The battle for hearts and minds is a key one in Syria. There is good reason for the regime to prevent foreign media from properly covering events and for using local media as a propaganda tool. Information is chaotic and conflicting. But in the technological era, the authorities no longer have control over the flow of information and can no longer stem people-to-people communication or the spreading of rumours. Syria’s government keeps embracing conspiracy theories, accusing unidentified armed groups of bringing death and chaos to the nation. Distrust is huge outside its hardcore group of supporters, even among those who have not witnessed the soldiers of the Fourth Division lounging around the corners of the deserted streets of Deraa, eating their zeit and zaatar sandwiches beneath walls painted with graffiti calling the army to join the revolution. Appearances, not facts, are the key to a successful revolution.
Many scholars may argue that the revolution cannot succeed while the army stands by the regime. One might agree that even though some reports of mutinies and defections in the ranks of the Syrian army are credible, with the tight control exercised by Bachar Al Assad and his family, it is impossible to imagine a scenario similar to that which occurred in Egypt or Tunisia, where the army as a whole abandoned the ruling power. Syria is undergoing a “revolution by siege”, as opposed to “revolution by assault”, to put it in the words of the late Ryszard Kapuściński (Shah of Shahs, 1992). While in the case of the revolution by assault, the success of the endeavour is decided by the first blow, in the case of the revolution by siege, the first strike delivered is usually weak and does not seem to forebode a cataclysm.

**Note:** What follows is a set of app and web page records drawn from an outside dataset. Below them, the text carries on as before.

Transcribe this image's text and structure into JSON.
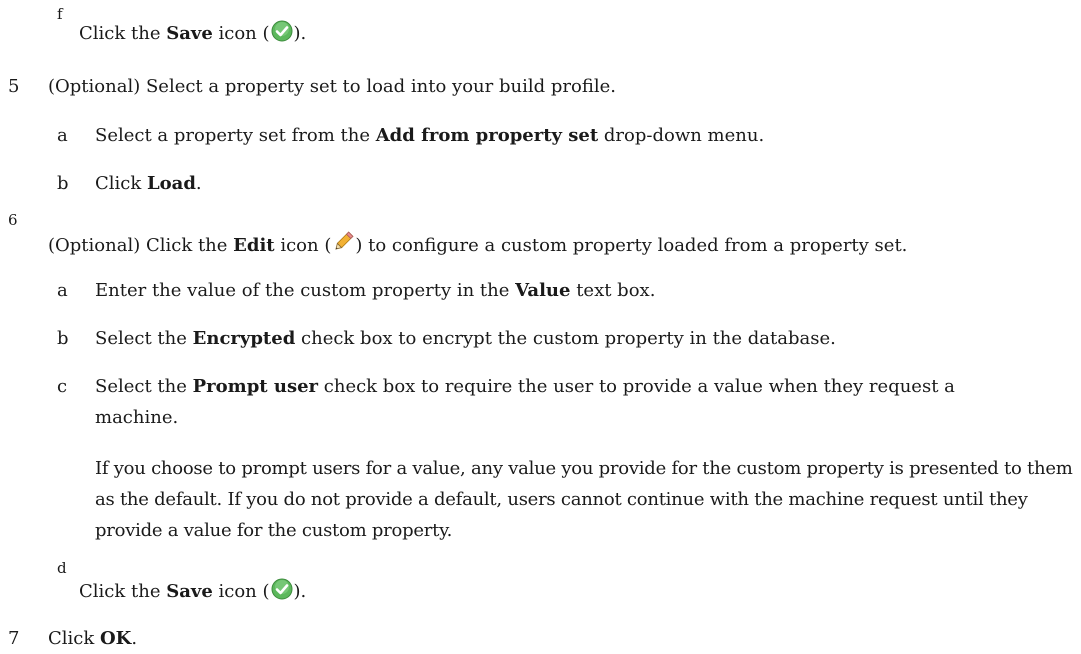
{
  "steps": {
    "f_save": {
      "marker": "f",
      "prefix": "Click the ",
      "bold": "Save",
      "mid": " icon (",
      "suffix": ")."
    },
    "step5": {
      "number": "5",
      "text": "(Optional) Select a property set to load into your build profile."
    },
    "step5a": {
      "marker": "a",
      "prefix": "Select a property set from the ",
      "bold": "Add from property set",
      "suffix": " drop-down menu."
    },
    "step5b": {
      "marker": "b",
      "prefix": "Click ",
      "bold": "Load",
      "suffix": "."
    },
    "step6": {
      "number": "6",
      "prefix": "(Optional) Click the ",
      "bold": "Edit",
      "mid": " icon (",
      "suffix": ") to configure a custom property loaded from a property set."
    },
    "step6a": {
      "marker": "a",
      "prefix": "Enter the value of the custom property in the ",
      "bold": "Value",
      "suffix": " text box."
    },
    "step6b": {
      "marker": "b",
      "prefix": "Select the ",
      "bold": "Encrypted",
      "suffix": " check box to encrypt the custom property in the database."
    },
    "step6c": {
      "marker": "c",
      "prefix": "Select the ",
      "bold": "Prompt user",
      "suffix": " check box to require the user to provide a value when they request a",
      "continuation": "machine."
    },
    "step6c_note": {
      "text": "If you choose to prompt users for a value, any value you provide for the custom property is presented to them as the default. If you do not provide a default, users cannot continue with the machine request until they provide a value for the custom property."
    },
    "step6d": {
      "marker": "d",
      "prefix": "Click the ",
      "bold": "Save",
      "mid": " icon (",
      "suffix": ")."
    },
    "step7": {
      "number": "7",
      "prefix": "Click ",
      "bold": "OK",
      "suffix": "."
    }
  },
  "icons": {
    "save": "check-circle-icon",
    "edit": "pencil-icon",
    "save_color": "#5cb85c",
    "edit_color": "#f0b030"
  }
}
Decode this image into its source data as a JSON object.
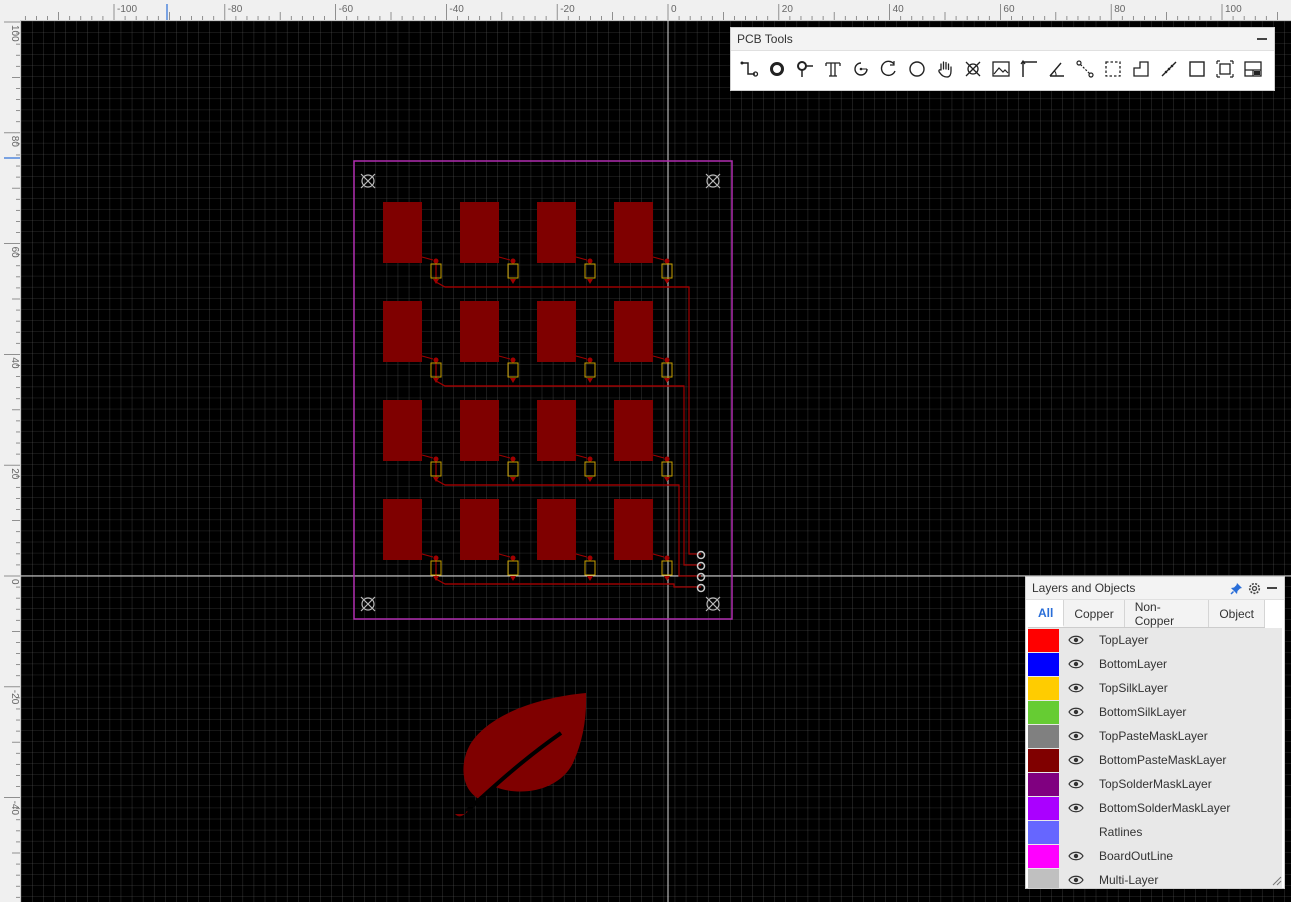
{
  "rulers": {
    "top_labels": [
      "-100",
      "-80",
      "-60",
      "-40",
      "-20",
      "0",
      "20",
      "40",
      "60",
      "80",
      "100"
    ],
    "left_labels": [
      "100",
      "80",
      "60",
      "40",
      "20",
      "0",
      "-20",
      "-40"
    ]
  },
  "pcb_tools": {
    "title": "PCB Tools",
    "tools": [
      {
        "icon": "track-icon"
      },
      {
        "icon": "pad-icon"
      },
      {
        "icon": "via-icon"
      },
      {
        "icon": "text-icon"
      },
      {
        "icon": "arc-icon"
      },
      {
        "icon": "center-arc-icon"
      },
      {
        "icon": "circle-icon"
      },
      {
        "icon": "hand-icon"
      },
      {
        "icon": "hole-icon"
      },
      {
        "icon": "image-icon"
      },
      {
        "icon": "dimension-icon"
      },
      {
        "icon": "angle-icon"
      },
      {
        "icon": "connect-pad-icon"
      },
      {
        "icon": "rect-select-icon"
      },
      {
        "icon": "copper-area-icon"
      },
      {
        "icon": "measure-icon"
      },
      {
        "icon": "rectangle-icon"
      },
      {
        "icon": "group-icon"
      },
      {
        "icon": "panel-icon"
      }
    ]
  },
  "layers_panel": {
    "title": "Layers and Objects",
    "tabs": [
      "All",
      "Copper",
      "Non-Copper",
      "Object"
    ],
    "active_tab": "All",
    "layers": [
      {
        "name": "TopLayer",
        "color": "#ff0000",
        "visible": true
      },
      {
        "name": "BottomLayer",
        "color": "#0000ff",
        "visible": true
      },
      {
        "name": "TopSilkLayer",
        "color": "#ffcc00",
        "visible": true
      },
      {
        "name": "BottomSilkLayer",
        "color": "#66cc33",
        "visible": true
      },
      {
        "name": "TopPasteMaskLayer",
        "color": "#808080",
        "visible": true
      },
      {
        "name": "BottomPasteMaskLayer",
        "color": "#800000",
        "visible": true
      },
      {
        "name": "TopSolderMaskLayer",
        "color": "#800080",
        "visible": true
      },
      {
        "name": "BottomSolderMaskLayer",
        "color": "#aa00ff",
        "visible": true
      },
      {
        "name": "Ratlines",
        "color": "#6666ff",
        "visible": false
      },
      {
        "name": "BoardOutLine",
        "color": "#ff00ff",
        "visible": true
      },
      {
        "name": "Multi-Layer",
        "color": "#c0c0c0",
        "visible": true
      }
    ]
  }
}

As the events gather speed, become more dramatic and more people join in, the walls surrounding the authority start to crack and then break. The struggle between the regime and the rebels, will certainly be fierce. Who knows how the attrition will affect the ranks of the opposing sides? Who knows what is happening in the inner corridors of the presidential palace? But one thing is certain: while the Al Assad regime may try anything (‘will stop at nothing’ maybe better) to avoid losing power, the truth is that fewer and fewer Syrians buy it anymore. And more significantly: they are courageously overcoming their fears in order to stand up and speak out, loud and clear, to whoever wants to listen.